Notwithstanding these impressive numbers, sexual harassment legal doctrine remains remarkably undertheorized – particularly by the Supreme Court. For these and other reasons, Professor Abrams does a tremendous service by critiquing and, in many ways, refining the work that Anita Bernstein, Vicki Schultz, and I have done on the problem of sexual harassment. She seeks to signal the arrival of ajurisprudential moment characterized by reinvigorated theorizing about the appropriate legal response to sexual harassment. Professor Abrams is a particularly appropriate person to undertake such an exercise given that she has produced some of the most innovative recent scholarship on sexual harassment. Moreover, this is a particularly opportune time to make such an assessment of the law of sexual harassment, as the Supreme Court will have taken action in five sexual harassment cases this term. Finally, what better time to assess the state of sexual harassment doctrine than on the eve of the twentieth anniversary of the publication of Catharine MacKinnon's Sexual Harassment of Working Women.

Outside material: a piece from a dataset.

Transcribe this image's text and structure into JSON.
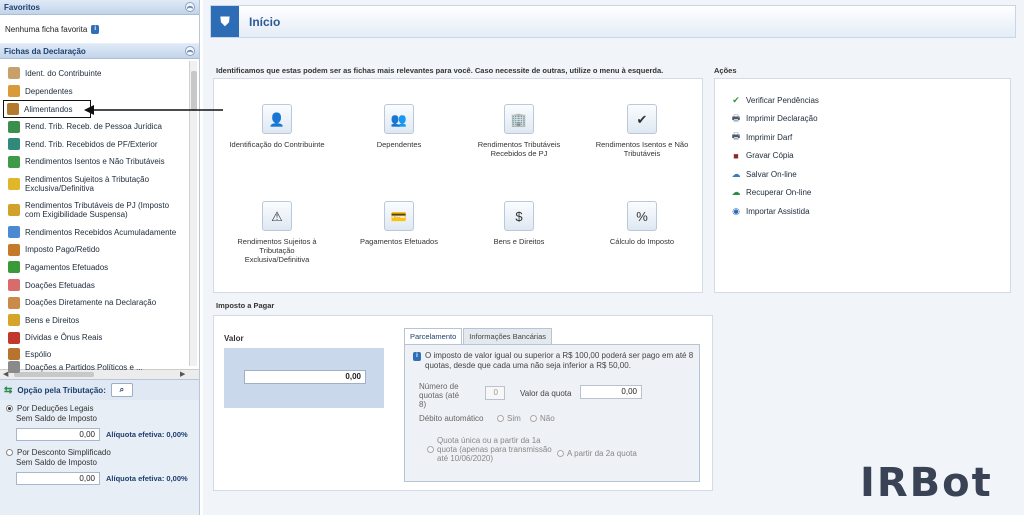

In The New Jurisprudence of Sexual Harassment, Professor Abrams voices several concerns about my formulation of the wrong of sexual harassment as a gender-based harm. I have argued that "sexual harassment is sex discrimination precisely because its use and effect police hetero-patriarchal gender norms in the workplace." To the contrary, Abrams suggests that the wrong of sexual harassment lies in its power to "preserve male control and entrench masculine norms in the workplace." I suspect that only the overinitiated will regard the two of us to be formulating different theories of discrimination. To be perfectly honest, I read much of Abrams's article as an elaboration of, rather than a disagreement with, the theory I advanced in What's Wrong With Sexual Harassment? Surely this should come as no great surprise since it is upon Professor Abrams's work that I aimed to build my account of the discriminatory nature of sexual harassment. Thus, I regard my comments here not in Marshal McLuhan-terms from Annie Hall, but as one new iteration of an ongoing conversation the two of us have undertaken with respect to the "why," not the "what," of sexual harassment.

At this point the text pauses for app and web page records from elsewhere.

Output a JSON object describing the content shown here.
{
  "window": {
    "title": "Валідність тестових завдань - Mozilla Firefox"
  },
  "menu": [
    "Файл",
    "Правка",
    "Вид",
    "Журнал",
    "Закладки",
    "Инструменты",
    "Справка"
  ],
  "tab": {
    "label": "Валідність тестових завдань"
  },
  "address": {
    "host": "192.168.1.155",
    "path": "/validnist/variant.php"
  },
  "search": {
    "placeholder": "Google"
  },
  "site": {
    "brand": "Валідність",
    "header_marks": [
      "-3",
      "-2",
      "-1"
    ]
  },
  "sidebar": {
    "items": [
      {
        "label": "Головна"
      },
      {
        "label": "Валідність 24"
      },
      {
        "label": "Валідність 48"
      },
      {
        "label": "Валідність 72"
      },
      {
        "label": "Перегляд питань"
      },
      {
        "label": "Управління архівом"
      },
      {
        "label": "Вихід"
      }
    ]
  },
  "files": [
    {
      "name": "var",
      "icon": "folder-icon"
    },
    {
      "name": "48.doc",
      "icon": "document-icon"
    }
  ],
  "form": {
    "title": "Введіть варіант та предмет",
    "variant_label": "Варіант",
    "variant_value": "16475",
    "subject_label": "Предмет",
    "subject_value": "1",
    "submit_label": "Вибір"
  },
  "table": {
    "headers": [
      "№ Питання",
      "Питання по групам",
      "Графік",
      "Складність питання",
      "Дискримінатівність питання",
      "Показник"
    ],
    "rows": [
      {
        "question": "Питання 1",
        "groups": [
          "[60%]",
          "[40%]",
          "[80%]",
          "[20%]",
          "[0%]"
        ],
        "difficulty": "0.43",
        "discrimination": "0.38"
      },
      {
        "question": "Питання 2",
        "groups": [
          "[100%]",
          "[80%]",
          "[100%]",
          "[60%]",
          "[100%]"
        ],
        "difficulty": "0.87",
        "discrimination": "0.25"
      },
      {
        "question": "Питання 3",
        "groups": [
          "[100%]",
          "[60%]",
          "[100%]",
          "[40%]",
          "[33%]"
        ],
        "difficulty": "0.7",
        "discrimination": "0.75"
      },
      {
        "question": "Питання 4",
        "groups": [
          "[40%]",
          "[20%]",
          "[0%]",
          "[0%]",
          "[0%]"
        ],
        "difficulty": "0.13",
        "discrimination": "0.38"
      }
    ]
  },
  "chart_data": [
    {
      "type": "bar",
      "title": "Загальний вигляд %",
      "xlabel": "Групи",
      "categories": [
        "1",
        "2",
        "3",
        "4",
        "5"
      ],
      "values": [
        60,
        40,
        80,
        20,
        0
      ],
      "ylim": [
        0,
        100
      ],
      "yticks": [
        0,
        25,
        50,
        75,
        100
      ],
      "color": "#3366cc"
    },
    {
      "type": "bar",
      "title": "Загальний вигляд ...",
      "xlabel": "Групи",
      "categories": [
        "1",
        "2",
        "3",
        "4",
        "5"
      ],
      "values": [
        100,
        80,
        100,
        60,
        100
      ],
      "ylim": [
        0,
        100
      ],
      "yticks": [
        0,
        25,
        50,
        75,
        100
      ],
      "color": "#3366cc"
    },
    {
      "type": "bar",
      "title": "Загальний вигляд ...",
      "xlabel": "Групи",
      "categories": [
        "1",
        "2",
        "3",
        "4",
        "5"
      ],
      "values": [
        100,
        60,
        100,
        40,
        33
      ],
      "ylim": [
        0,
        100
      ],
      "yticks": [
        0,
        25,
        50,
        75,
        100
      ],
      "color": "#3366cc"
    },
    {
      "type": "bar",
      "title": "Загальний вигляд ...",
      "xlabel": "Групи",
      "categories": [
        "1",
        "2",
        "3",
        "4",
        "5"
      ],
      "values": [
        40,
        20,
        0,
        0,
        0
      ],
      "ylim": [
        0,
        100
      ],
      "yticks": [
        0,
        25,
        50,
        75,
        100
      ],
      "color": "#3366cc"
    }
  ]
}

Civil Rights and Discrimination | Labor and Employment Law | Law | Law and Gender | Supreme Court of the United States